**How to complete this task**
Where in the records does the word "SPEED" appear? Copy each line that holds it.

Data items
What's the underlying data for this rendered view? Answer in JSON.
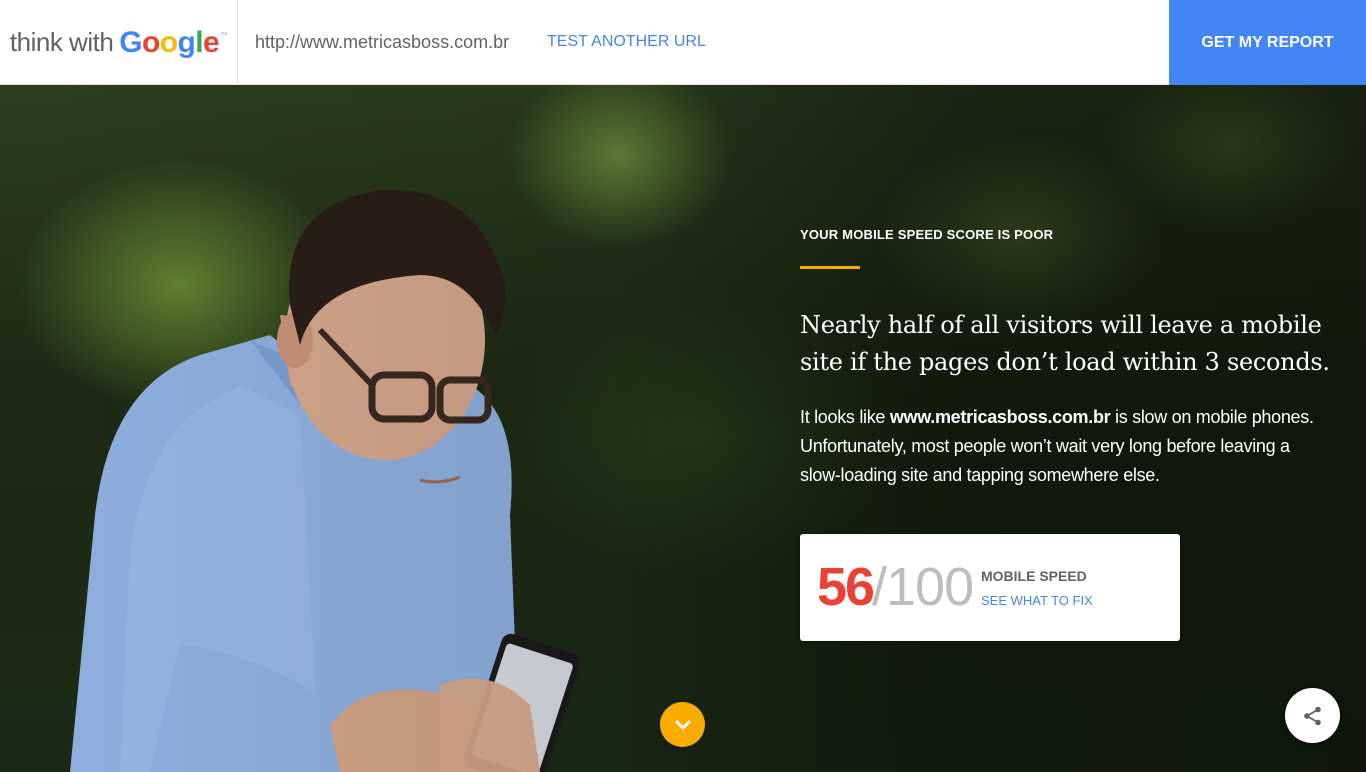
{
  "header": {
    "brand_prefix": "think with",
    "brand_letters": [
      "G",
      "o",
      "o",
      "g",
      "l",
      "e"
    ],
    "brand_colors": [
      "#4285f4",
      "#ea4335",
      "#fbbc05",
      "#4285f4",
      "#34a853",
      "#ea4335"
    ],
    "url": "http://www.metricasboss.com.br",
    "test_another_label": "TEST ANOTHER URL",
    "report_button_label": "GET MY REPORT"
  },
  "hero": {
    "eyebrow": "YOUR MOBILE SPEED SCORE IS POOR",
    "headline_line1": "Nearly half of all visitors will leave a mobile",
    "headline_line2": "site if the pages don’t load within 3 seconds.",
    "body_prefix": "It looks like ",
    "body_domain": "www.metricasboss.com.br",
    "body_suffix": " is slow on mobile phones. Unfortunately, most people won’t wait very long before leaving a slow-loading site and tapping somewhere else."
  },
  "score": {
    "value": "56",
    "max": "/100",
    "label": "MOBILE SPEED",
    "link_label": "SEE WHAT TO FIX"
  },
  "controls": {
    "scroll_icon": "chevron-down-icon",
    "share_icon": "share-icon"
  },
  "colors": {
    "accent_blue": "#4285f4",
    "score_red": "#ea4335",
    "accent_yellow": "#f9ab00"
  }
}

**Problem solution**
    "eyebrow": "YOUR MOBILE SPEED SCORE IS POOR",
    "label": "MOBILE SPEED",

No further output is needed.